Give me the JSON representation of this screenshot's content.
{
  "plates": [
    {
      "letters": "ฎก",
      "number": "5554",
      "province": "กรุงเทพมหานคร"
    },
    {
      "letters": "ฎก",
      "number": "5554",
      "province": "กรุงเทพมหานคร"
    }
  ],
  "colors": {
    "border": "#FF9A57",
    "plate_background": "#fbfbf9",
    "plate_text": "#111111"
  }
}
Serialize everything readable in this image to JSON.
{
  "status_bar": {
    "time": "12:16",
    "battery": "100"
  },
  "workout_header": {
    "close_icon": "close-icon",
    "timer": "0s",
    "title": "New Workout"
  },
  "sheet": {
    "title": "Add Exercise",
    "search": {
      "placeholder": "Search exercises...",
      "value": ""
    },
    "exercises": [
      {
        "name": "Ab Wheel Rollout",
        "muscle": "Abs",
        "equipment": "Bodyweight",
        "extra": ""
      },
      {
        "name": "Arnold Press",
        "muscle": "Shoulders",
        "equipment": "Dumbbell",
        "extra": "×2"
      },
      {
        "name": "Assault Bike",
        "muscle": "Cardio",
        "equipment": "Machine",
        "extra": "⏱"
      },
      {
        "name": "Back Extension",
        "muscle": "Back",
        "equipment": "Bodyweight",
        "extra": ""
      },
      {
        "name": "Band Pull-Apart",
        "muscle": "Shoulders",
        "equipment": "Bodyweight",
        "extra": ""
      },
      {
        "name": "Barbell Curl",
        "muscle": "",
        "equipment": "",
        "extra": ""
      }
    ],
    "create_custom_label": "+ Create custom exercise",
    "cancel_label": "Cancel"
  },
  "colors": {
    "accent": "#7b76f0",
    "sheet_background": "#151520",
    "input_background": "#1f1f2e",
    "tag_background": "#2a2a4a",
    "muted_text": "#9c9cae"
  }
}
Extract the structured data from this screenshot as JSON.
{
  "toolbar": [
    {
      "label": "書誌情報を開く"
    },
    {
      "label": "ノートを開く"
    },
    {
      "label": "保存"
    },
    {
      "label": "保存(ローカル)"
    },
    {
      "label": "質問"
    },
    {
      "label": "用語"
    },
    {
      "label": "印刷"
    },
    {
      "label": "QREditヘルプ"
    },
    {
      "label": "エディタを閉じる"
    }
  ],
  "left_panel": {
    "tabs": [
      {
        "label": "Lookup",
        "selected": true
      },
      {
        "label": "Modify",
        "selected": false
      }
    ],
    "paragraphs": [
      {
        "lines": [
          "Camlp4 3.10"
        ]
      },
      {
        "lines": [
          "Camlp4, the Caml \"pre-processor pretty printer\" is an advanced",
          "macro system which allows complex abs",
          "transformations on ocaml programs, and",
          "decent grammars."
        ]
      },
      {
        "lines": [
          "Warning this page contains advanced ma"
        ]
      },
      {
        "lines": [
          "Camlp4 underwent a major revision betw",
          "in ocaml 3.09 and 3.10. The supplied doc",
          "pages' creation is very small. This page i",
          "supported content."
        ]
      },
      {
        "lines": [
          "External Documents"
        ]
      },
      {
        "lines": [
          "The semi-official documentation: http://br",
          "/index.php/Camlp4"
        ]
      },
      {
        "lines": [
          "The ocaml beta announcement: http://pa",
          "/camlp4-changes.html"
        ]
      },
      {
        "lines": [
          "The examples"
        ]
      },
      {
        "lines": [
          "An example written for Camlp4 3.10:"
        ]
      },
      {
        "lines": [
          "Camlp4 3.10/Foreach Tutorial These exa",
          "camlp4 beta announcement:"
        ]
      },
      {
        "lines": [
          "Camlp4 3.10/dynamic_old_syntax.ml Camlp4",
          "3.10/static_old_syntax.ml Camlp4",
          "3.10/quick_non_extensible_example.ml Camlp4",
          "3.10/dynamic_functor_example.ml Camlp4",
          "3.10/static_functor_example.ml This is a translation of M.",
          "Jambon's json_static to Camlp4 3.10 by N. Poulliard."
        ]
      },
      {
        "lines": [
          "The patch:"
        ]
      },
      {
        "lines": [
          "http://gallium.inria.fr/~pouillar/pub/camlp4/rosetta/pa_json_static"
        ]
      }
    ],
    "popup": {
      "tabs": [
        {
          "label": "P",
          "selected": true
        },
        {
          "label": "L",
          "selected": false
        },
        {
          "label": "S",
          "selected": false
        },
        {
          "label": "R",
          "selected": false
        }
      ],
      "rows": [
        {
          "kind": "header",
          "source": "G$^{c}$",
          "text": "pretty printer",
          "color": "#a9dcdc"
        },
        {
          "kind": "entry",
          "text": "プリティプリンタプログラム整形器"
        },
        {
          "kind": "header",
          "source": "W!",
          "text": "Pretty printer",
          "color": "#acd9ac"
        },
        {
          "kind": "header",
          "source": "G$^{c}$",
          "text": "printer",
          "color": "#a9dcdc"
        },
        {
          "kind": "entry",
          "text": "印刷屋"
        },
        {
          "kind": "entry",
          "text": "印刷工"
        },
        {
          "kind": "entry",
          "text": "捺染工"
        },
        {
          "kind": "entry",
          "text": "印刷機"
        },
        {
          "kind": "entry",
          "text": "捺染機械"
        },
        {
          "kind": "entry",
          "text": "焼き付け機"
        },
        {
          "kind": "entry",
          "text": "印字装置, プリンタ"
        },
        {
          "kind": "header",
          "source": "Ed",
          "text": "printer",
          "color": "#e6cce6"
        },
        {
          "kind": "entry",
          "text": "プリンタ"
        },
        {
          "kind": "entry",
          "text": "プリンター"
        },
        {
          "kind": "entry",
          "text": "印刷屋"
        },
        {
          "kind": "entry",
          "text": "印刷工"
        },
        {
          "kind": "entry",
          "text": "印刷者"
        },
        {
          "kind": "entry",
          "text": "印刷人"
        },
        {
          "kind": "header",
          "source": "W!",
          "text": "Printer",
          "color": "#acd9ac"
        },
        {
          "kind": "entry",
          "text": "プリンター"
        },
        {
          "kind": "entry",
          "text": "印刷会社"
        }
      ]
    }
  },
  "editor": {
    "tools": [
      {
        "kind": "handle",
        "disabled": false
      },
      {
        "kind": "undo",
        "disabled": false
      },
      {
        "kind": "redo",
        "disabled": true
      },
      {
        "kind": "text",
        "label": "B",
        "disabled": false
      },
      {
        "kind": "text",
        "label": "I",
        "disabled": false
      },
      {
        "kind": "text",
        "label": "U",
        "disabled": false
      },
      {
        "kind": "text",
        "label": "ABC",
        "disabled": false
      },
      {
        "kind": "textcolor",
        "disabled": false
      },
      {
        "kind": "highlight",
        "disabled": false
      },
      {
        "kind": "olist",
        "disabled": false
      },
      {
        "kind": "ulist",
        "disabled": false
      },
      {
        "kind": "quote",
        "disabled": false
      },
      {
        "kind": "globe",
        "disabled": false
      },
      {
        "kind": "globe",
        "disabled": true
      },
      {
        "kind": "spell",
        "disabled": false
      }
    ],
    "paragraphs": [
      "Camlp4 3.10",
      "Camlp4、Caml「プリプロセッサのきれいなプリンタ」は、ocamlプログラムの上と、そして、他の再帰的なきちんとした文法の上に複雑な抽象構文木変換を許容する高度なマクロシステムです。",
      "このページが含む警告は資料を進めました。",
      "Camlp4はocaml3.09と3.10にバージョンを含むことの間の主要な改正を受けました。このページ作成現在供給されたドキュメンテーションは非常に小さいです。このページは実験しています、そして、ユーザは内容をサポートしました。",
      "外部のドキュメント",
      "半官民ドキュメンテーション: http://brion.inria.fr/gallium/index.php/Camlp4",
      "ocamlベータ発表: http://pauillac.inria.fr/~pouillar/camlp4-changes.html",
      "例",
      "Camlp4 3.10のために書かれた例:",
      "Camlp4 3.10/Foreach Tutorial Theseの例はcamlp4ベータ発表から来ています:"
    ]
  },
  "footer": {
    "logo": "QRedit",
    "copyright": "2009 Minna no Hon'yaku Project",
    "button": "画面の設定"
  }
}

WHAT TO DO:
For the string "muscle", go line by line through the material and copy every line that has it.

OUTPUT FOR THIS TASK:
        "muscle": "Abs",
        "muscle": "Shoulders",
        "muscle": "Cardio",
        "muscle": "Back",
        "muscle": "Shoulders",
        "muscle": "",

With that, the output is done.